US Nonfarm Payroll Increases by 150,000 in October; Unemployment Inches Higher to 3.9%

The US Bureau of Labor Statistics (BLS) reported on Friday (11-3-23) that total nonfarm payroll employment increased by 150,000 in October. That is below the average monthly gain of 258,000 over the prior 12 months.

Notable job growth occurred in the following categories:

  • Health care added 58,000 jobs in October, in line with the average monthly gain of 53,000 over the prior 12 months.
  • Government employment increased by 51,000 jobs in October and has returned to its pre-pandemic February 2020 level. Monthly job growth in government averaged 50,000 in the prior 12-month period.
  • Social assistance added 19,000 jobs in October, compared with the average monthly gain of 23,000 over the previous 12-month period.
  • Construction sector employment continued its upward trend in October, gaining 23,000 jobs—above the average monthly gain of 18,000 over the prior 12 months.

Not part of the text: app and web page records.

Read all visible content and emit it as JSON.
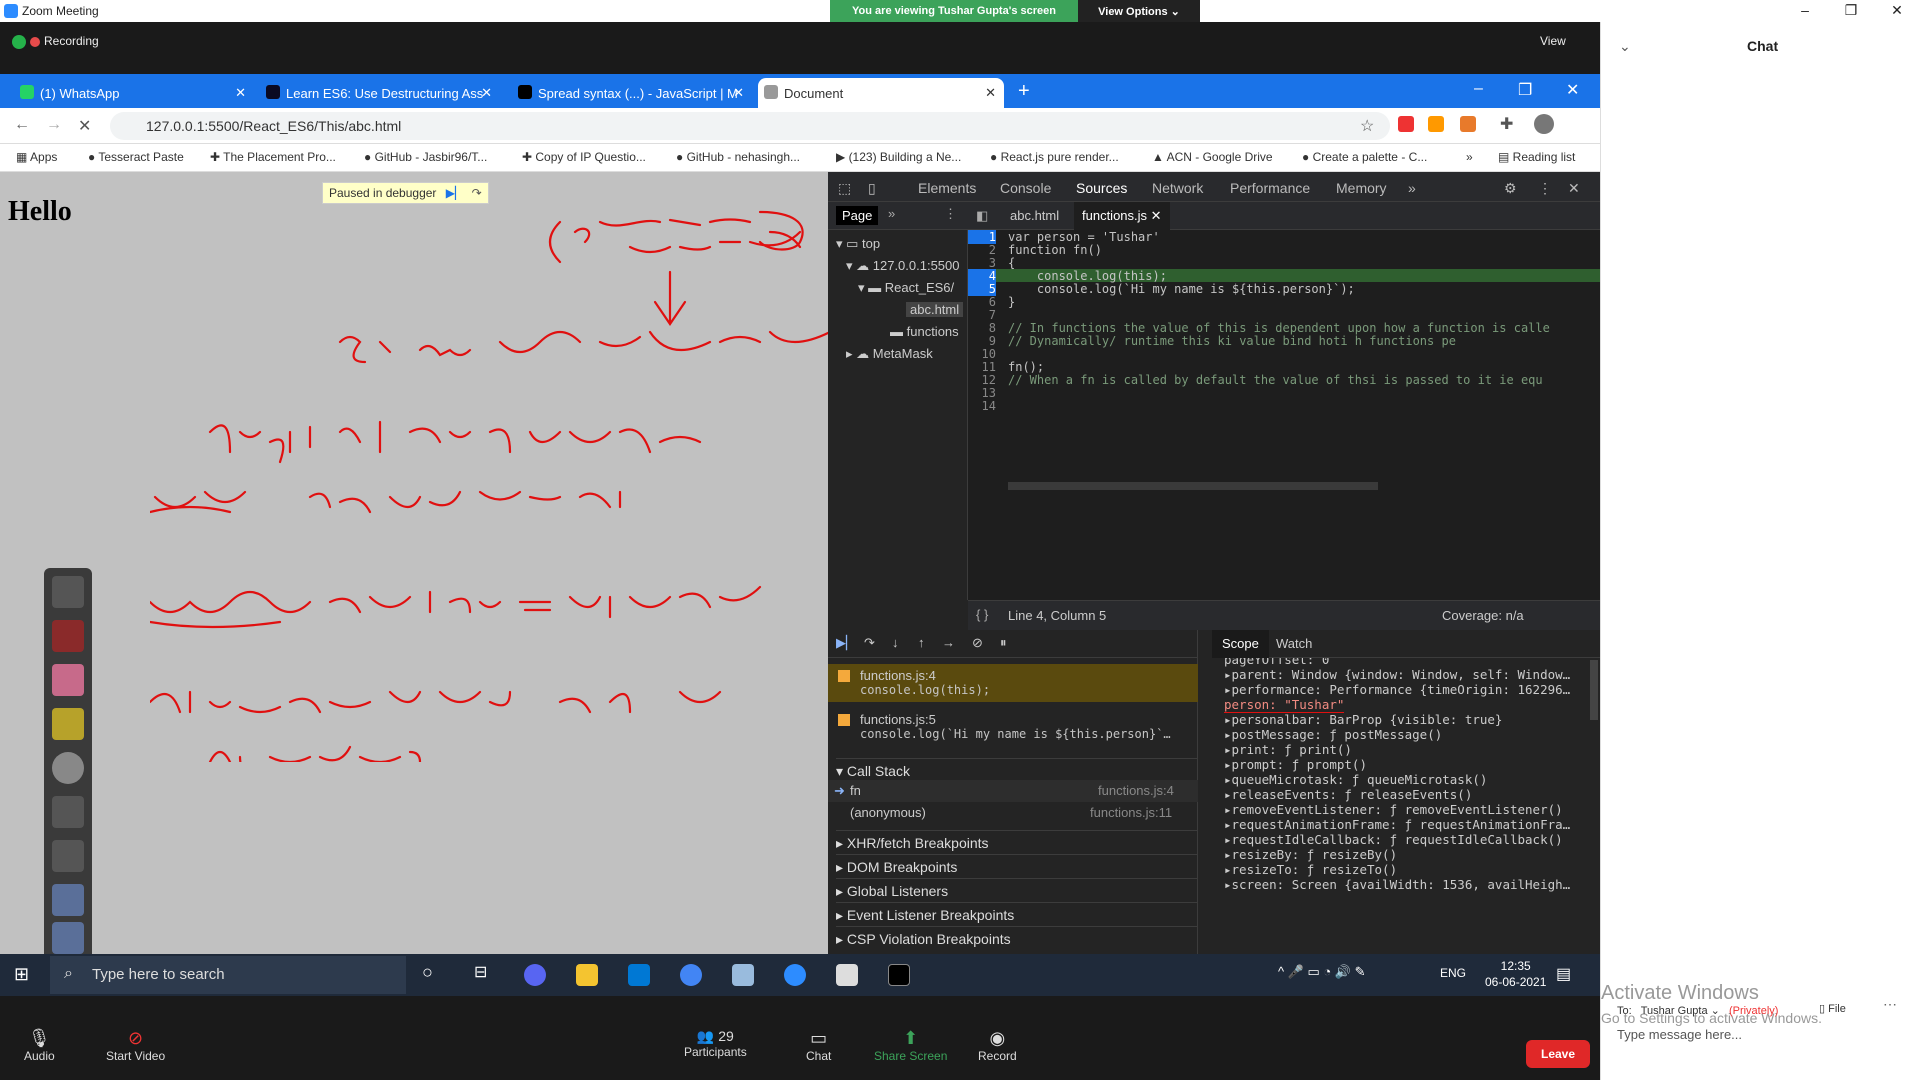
{
  "window": {
    "title": "Zoom Meeting"
  },
  "share": {
    "banner": "You are viewing Tushar Gupta's screen",
    "view_options": "View Options ⌄"
  },
  "meeting": {
    "recording": "Recording",
    "view": "View"
  },
  "browser": {
    "tabs": [
      {
        "label": "(1) WhatsApp"
      },
      {
        "label": "Learn ES6: Use Destructuring Ass"
      },
      {
        "label": "Spread syntax (...) - JavaScript | M"
      },
      {
        "label": "Document"
      }
    ],
    "url": "127.0.0.1:5500/React_ES6/This/abc.html",
    "bookmarks": [
      "Apps",
      "Tesseract Paste",
      "The Placement Pro...",
      "GitHub - Jasbir96/T...",
      "Copy of IP Questio...",
      "GitHub - nehasingh...",
      "(123) Building a Ne...",
      "React.js pure render...",
      "ACN - Google Drive",
      "Create a palette - C...",
      "»",
      "Reading list"
    ]
  },
  "page": {
    "heading": "Hello",
    "paused": "Paused in debugger"
  },
  "devtools": {
    "tabs": [
      "Elements",
      "Console",
      "Sources",
      "Network",
      "Performance",
      "Memory",
      "»"
    ],
    "nav_tab": "Page",
    "nav_items": [
      "top",
      "127.0.0.1:5500",
      "React_ES6/",
      "abc.html",
      "functions",
      "MetaMask"
    ],
    "editor_tabs": [
      "abc.html",
      "functions.js"
    ],
    "code": [
      "var person = 'Tushar'",
      "function fn()",
      "{",
      "    console.log(this);",
      "    console.log(`Hi my name is ${this.person}`);",
      "}",
      "",
      "// In functions the value of this is dependent upon how a function is calle",
      "// Dynamically/ runtime this ki value bind hoti h functions pe",
      "",
      "fn();",
      "// When a fn is called by default the value of thsi is passed to it ie equ",
      "",
      ""
    ],
    "line_numbers": [
      "1",
      "2",
      "3",
      "4",
      "5",
      "6",
      "7",
      "8",
      "9",
      "10",
      "11",
      "12",
      "13",
      "14"
    ],
    "status": "Line 4, Column 5",
    "coverage": "Coverage: n/a",
    "breakpoints": [
      {
        "file": "functions.js:4",
        "code": "console.log(this);"
      },
      {
        "file": "functions.js:5",
        "code": "console.log(`Hi my name is ${this.person}`…"
      }
    ],
    "call_stack_title": "Call Stack",
    "call_stack": [
      {
        "name": "fn",
        "loc": "functions.js:4"
      },
      {
        "name": "(anonymous)",
        "loc": "functions.js:11"
      }
    ],
    "sections": [
      "XHR/fetch Breakpoints",
      "DOM Breakpoints",
      "Global Listeners",
      "Event Listener Breakpoints",
      "CSP Violation Breakpoints"
    ],
    "scope_tabs": [
      "Scope",
      "Watch"
    ],
    "scope": [
      "pageYOffset: 0",
      "▸parent: Window {window: Window, self: Window…",
      "▸performance: Performance {timeOrigin: 162296…",
      " person: \"Tushar\"",
      "▸personalbar: BarProp {visible: true}",
      "▸postMessage: ƒ postMessage()",
      "▸print: ƒ print()",
      "▸prompt: ƒ prompt()",
      "▸queueMicrotask: ƒ queueMicrotask()",
      "▸releaseEvents: ƒ releaseEvents()",
      "▸removeEventListener: ƒ removeEventListener()",
      "▸requestAnimationFrame: ƒ requestAnimationFra…",
      "▸requestIdleCallback: ƒ requestIdleCallback()",
      "▸resizeBy: ƒ resizeBy()",
      "▸resizeTo: ƒ resizeTo()",
      "▸screen: Screen {availWidth: 1536, availHeigh…"
    ]
  },
  "taskbar": {
    "search": "Type here to search",
    "lang": "ENG",
    "time": "12:35",
    "date": "06-06-2021"
  },
  "zoom_controls": {
    "audio": "Audio",
    "video": "Start Video",
    "participants": "Participants",
    "participants_count": "29",
    "chat": "Chat",
    "share": "Share Screen",
    "record": "Record",
    "leave": "Leave"
  },
  "chat": {
    "title": "Chat",
    "to_label": "To:",
    "to": "Tushar Gupta ⌄",
    "privately": "(Privately)",
    "file": "File",
    "placeholder": "Type message here...",
    "activate1": "Activate Windows",
    "activate2": "Go to Settings to activate Windows."
  }
}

Employment was little changed in other major industries, including mining, quarrying, and oil and gas extraction; wholesale trade; retail trade; financial activities; and other services.

The unemployment rate in October increased 0.1% to a reading of 3.9%, and the number of unemployed persons increased from 6.4 million in September to 6.5 million in October. The BLS highlighted that since their recent lows in April, these measures are up by 0.5 percentage points and 849,000, respectively.

The BLS notes that monthly revisions result from additional reports received from businesses and government agencies since the last published estimate and from recalculations of seasonal factors. As a result, the change in total nonfarm payroll employment for August was revised downward by 62,000 (from 277,000 to 165,000), and the change for September was revised down by 39,000 (from 336,000 to 297,000). With these revisions, employment in August and September combined is 101,000 lower than previously reported.

FEA compiles the Wood Markets News from various 3rd party sources to provide readers with the latest news impacting forest product markets. Opinions or views expressed in these articles do not necessarily represent those of FEA.